CBS Corp. COO Joseph Ianniello forecast more investment in the company’s direct-to-consumer services, CBS All Access and Showtime, albeit not in the thin air of Netflix’s level of spending.

“This is an arms race to get there,” he said in a keynote appearance at Deutsche Bank’s 26th annual Media, Telecom & Business Services Conference in Palm Beach, Fla. “I’m not sure there are going to be 30 direct-to-consumer channels that are going to be out there. There will be some sort of oligopoly at the end of the day and we’d like to think that we’ll be one of them.”

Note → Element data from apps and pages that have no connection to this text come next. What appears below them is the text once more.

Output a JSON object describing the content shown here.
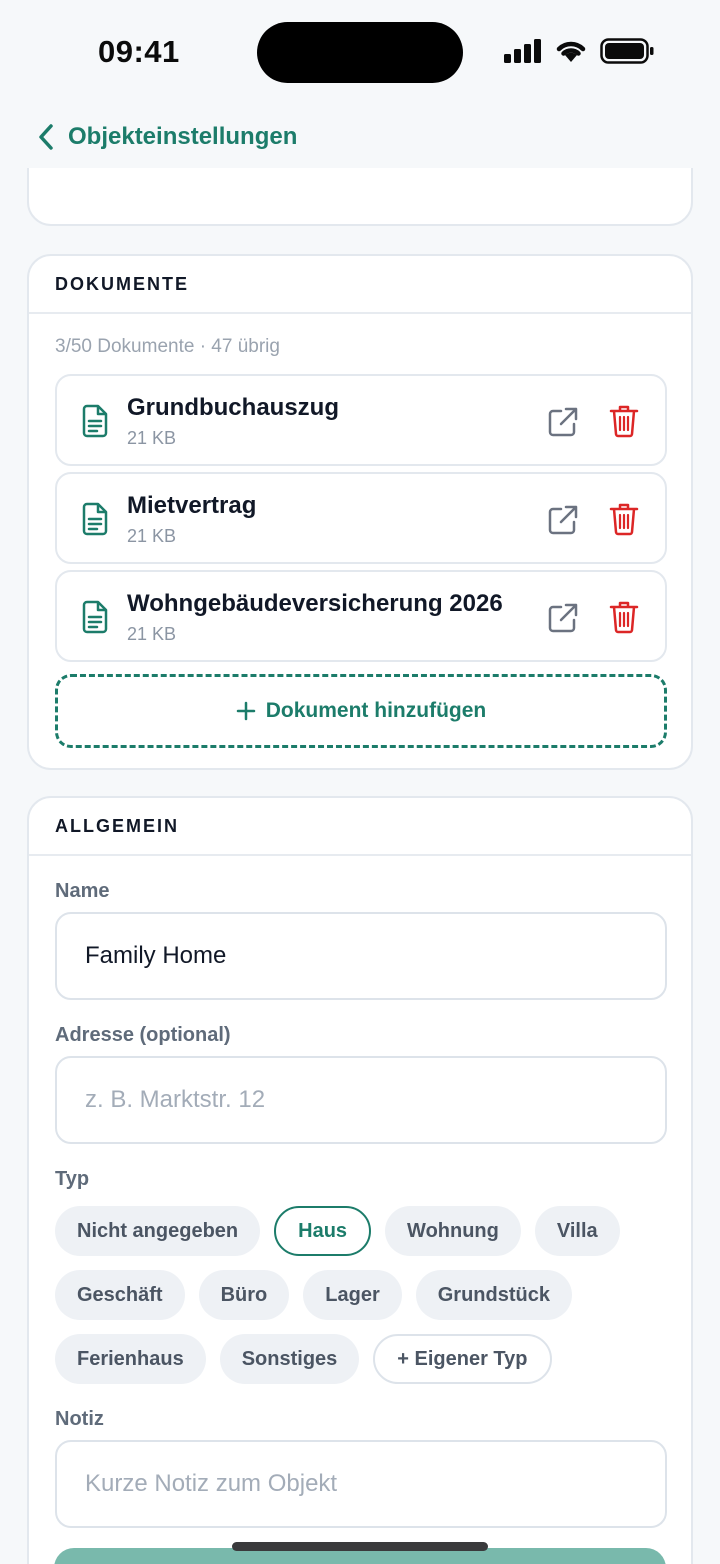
{
  "status_bar": {
    "time": "09:41"
  },
  "nav": {
    "back_label": "Objekteinstellungen"
  },
  "documents": {
    "header": "DOKUMENTE",
    "count_text": "3/50 Dokumente · 47 übrig",
    "items": [
      {
        "name": "Grundbuchauszug",
        "size": "21 KB"
      },
      {
        "name": "Mietvertrag",
        "size": "21 KB"
      },
      {
        "name": "Wohngebäudeversicherung 2026",
        "size": "21 KB"
      }
    ],
    "add_label": "Dokument hinzufügen"
  },
  "general": {
    "header": "ALLGEMEIN",
    "name_label": "Name",
    "name_value": "Family Home",
    "address_label": "Adresse (optional)",
    "address_placeholder": "z. B. Marktstr. 12",
    "type_label": "Typ",
    "types": [
      "Nicht angegeben",
      "Haus",
      "Wohnung",
      "Villa",
      "Geschäft",
      "Büro",
      "Lager",
      "Grundstück",
      "Ferienhaus",
      "Sonstiges"
    ],
    "selected_type": "Haus",
    "custom_type_label": "+ Eigener Typ",
    "note_label": "Notiz",
    "note_placeholder": "Kurze Notiz zum Objekt"
  },
  "colors": {
    "accent": "#1c7c6a",
    "danger": "#dc2626",
    "save_button": "#79b9ac"
  }
}
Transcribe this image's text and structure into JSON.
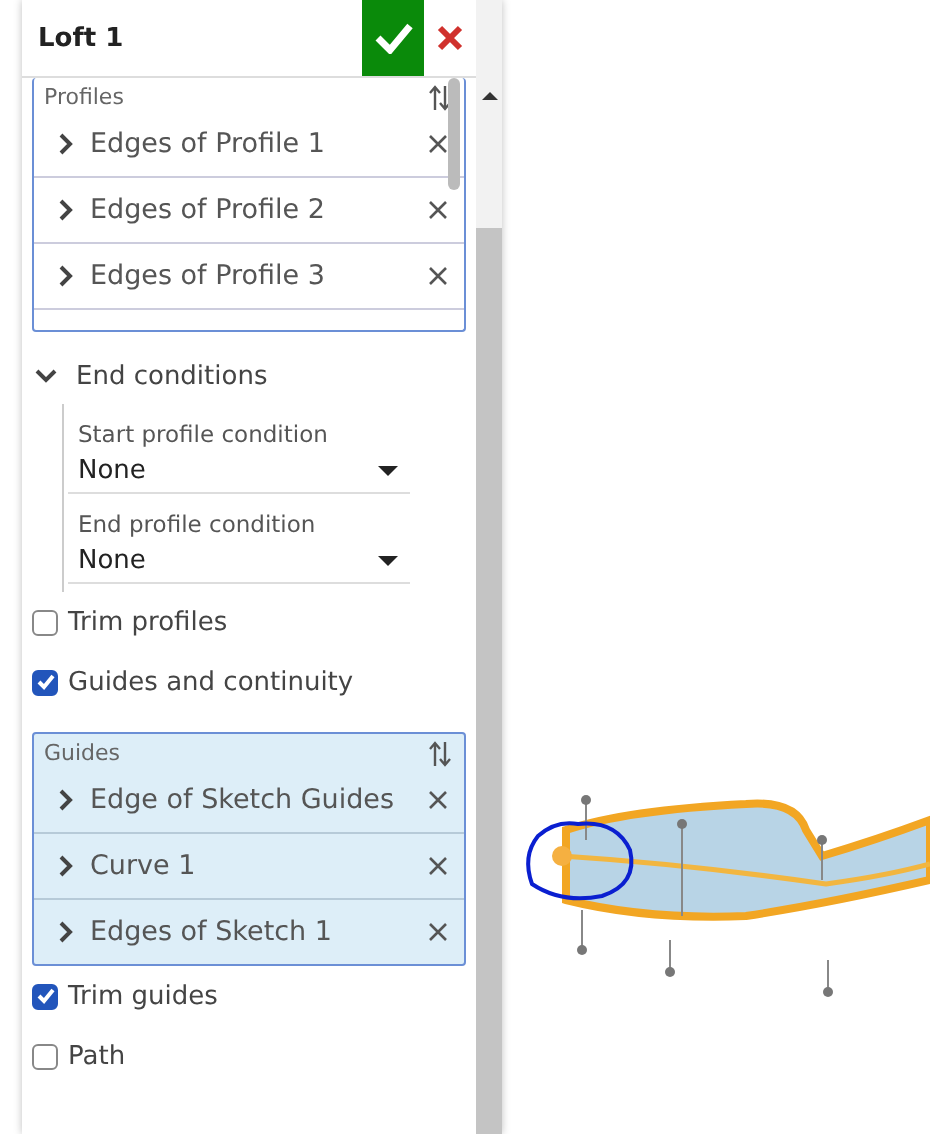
{
  "panel": {
    "title": "Loft 1",
    "profiles": {
      "label": "Profiles",
      "items": [
        {
          "label": "Edges of Profile 1"
        },
        {
          "label": "Edges of Profile 2"
        },
        {
          "label": "Edges of Profile 3"
        }
      ]
    },
    "end_conditions": {
      "label": "End conditions",
      "expanded": true,
      "fields": [
        {
          "label": "Start profile condition",
          "value": "None"
        },
        {
          "label": "End profile condition",
          "value": "None"
        }
      ]
    },
    "options_a": [
      {
        "label": "Trim profiles",
        "checked": false
      },
      {
        "label": "Guides and continuity",
        "checked": true
      }
    ],
    "guides": {
      "label": "Guides",
      "items": [
        {
          "label": "Edge of Sketch Guides"
        },
        {
          "label": "Curve 1"
        },
        {
          "label": "Edges of Sketch 1"
        }
      ]
    },
    "options_b": [
      {
        "label": "Trim guides",
        "checked": true
      },
      {
        "label": "Path",
        "checked": false
      }
    ]
  }
}
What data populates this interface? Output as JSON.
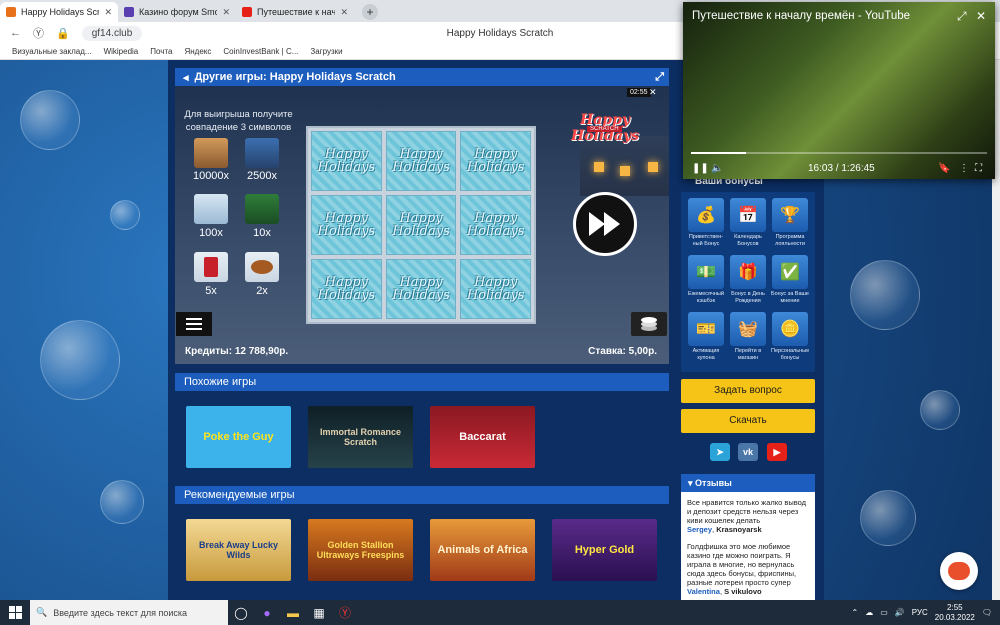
{
  "browser": {
    "tabs": [
      {
        "label": "Happy Holidays Scratch",
        "color": "#e8701a",
        "active": true
      },
      {
        "label": "Казино форум SmoKGame",
        "color": "#5a3fb0",
        "active": false
      },
      {
        "label": "Путешествие к нача...",
        "color": "#e62117",
        "active": false
      }
    ],
    "new_tab": "+",
    "url": "gf14.club",
    "page_title": "Happy Holidays Scratch",
    "bookmarks": [
      "Визуальные заклад...",
      "Wikipedia",
      "Почта",
      "Яндекс",
      "CoinInvestBank | С...",
      "Загрузки"
    ]
  },
  "game": {
    "bar_title": "Другие игры: Happy Holidays Scratch",
    "win_title": "Для выигрыша получите совпадение 3 символов",
    "multipliers": [
      "10000x",
      "2500x",
      "100x",
      "10x",
      "5x",
      "2x"
    ],
    "cell_text": "Happy Holidays",
    "logo": "Happy Holidays",
    "logo_sub": "SCRATCH",
    "timer": "02:55",
    "credits": "Кредиты: 12 788,90р.",
    "stake": "Ставка: 5,00р."
  },
  "similar": {
    "header": "Похожие игры",
    "items": [
      "Poke the Guy",
      "Immortal Romance Scratch",
      "Baccarat"
    ]
  },
  "recommended": {
    "header": "Рекомендуемые игры",
    "items": [
      "Break Away Lucky Wilds",
      "Golden Stallion Ultraways Freespins",
      "Animals of Africa",
      "Hyper Gold"
    ]
  },
  "sidebar": {
    "bonus_header": "Ваши бонусы",
    "bonuses": [
      {
        "label": "Приветствен-ный Бонус",
        "icon": "money-bag-icon"
      },
      {
        "label": "Календарь Бонусов",
        "icon": "calendar-icon"
      },
      {
        "label": "Программа лояльности",
        "icon": "loyalty-icon"
      },
      {
        "label": "Ежемесячный кэшбэк",
        "icon": "cashback-icon"
      },
      {
        "label": "Бонус в День Рождения",
        "icon": "gift-icon"
      },
      {
        "label": "Бонус за Ваше мнение",
        "icon": "checkmark-icon"
      },
      {
        "label": "Активация купона",
        "icon": "coupon-icon"
      },
      {
        "label": "Перейти в магазин",
        "icon": "shop-basket-icon"
      },
      {
        "label": "Персональные бонусы",
        "icon": "personal-bonus-icon"
      }
    ],
    "ask_button": "Задать вопрос",
    "download_button": "Скачать",
    "reviews_header": "Отзывы",
    "reviews": [
      {
        "text": "Все нравится только жалко вывод и депозит средств нельзя через киви кошелек делать",
        "name": "Sergey",
        "city": "Krasnoyarsk"
      },
      {
        "text": "Голдфишка это мое любимое казино где можно поиграть. Я играла в многие, но вернулась сюда здесь бонусы, фриспины, разные лотереи просто супер",
        "name": "Valentina",
        "city": "S vikulovo"
      }
    ]
  },
  "youtube": {
    "title": "Путешествие к началу времён - YouTube",
    "time": "16:03 / 1:26:45",
    "progress": 0.185
  },
  "taskbar": {
    "search_placeholder": "Введите здесь текст для поиска",
    "lang": "РУС",
    "time": "2:55",
    "date": "20.03.2022"
  },
  "colors": {
    "accent": "#1c5dbd",
    "yellow": "#f6c417",
    "panel": "#0c2e63"
  }
}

The company’s two OTT services combined have 5 million subscribers and are pacing ahead of CBS projections for 8 million subscribers by 2020, as execs have highlighted recently. Ianniello said the biggest advantage three years into running OTT services is the ability to harvest data. In the traditional ecosystem, “The distributor had all of the data. You would broadcast and you’d wait for some kind of third party to tell you which demographic watched,” he said. “We have perfect information in terms of consumption — what they watch, when they watch, how they watch. And so it makes us smarter in our programming and on the CBS side it makes a difference with advertising.”

About 25% of All Access subscribers have opted for the higher-priced limited-advertising version of the service, he said, with Amazon’s promotional efforts around the service just now taking effect.

The company’s increased investment in OTT — with six or seven originals coming to All Access over the next 12 months — will pay dividends in terms of new subscribers and a new distribution horizon. “We’re in the growth phase now, so to starve it or to manage it for margin, we think, would be inappropriate,” Ianniello said. While he didn’t cite Netflix’s $8 billion content budget, he said CBS is “nowhere near the top of the curve” in terms of content spending.

Now is not the time to tap the brakes, he added. “If we were managing the content for margin, we would have sold Star Trek to Netflix domestically, we would have not spent as much money on content. We would have sold all of our shows into domestic syndication.” In terms of evaluating returns on boosting spending versus more conservative approaches, “We’re constantly making those trade-offs as we look long-term.”

Speaking of long term, Ianniello was asked about prospects for renewing the CBS deal for NFL games on Sundays, which expires at the end of the 2022 season, and the potential hit to the balance sheet from a renewal. While he side-stepped any detailed discussion of pricing or the possibility of impairment to entertainment spending, he expressed confidence in a re-up. “On the Sunday package, there’s many many billions of dollars at stake now,” he said. “Five years from now, I would bet that most games will still be viewed on broadcast television. … CBS has been a great partner to the NFL.”

International streaming is an arena of opportunity, Ianniello said, but the company is proceeding patiently given it does not have global sales teams. “It will take some time to launch” globally, he said, isolating the strategy as, “We see Netflix and see what they can do and we say, ‘What % of Netflix can we be?’”

One priority as the “slow and steady” international rollout begins is owning as much content as possible. Showtime, which began its originals business years ago with a spate of co-finance deals, now owns 85% of its originals, Ianniello said.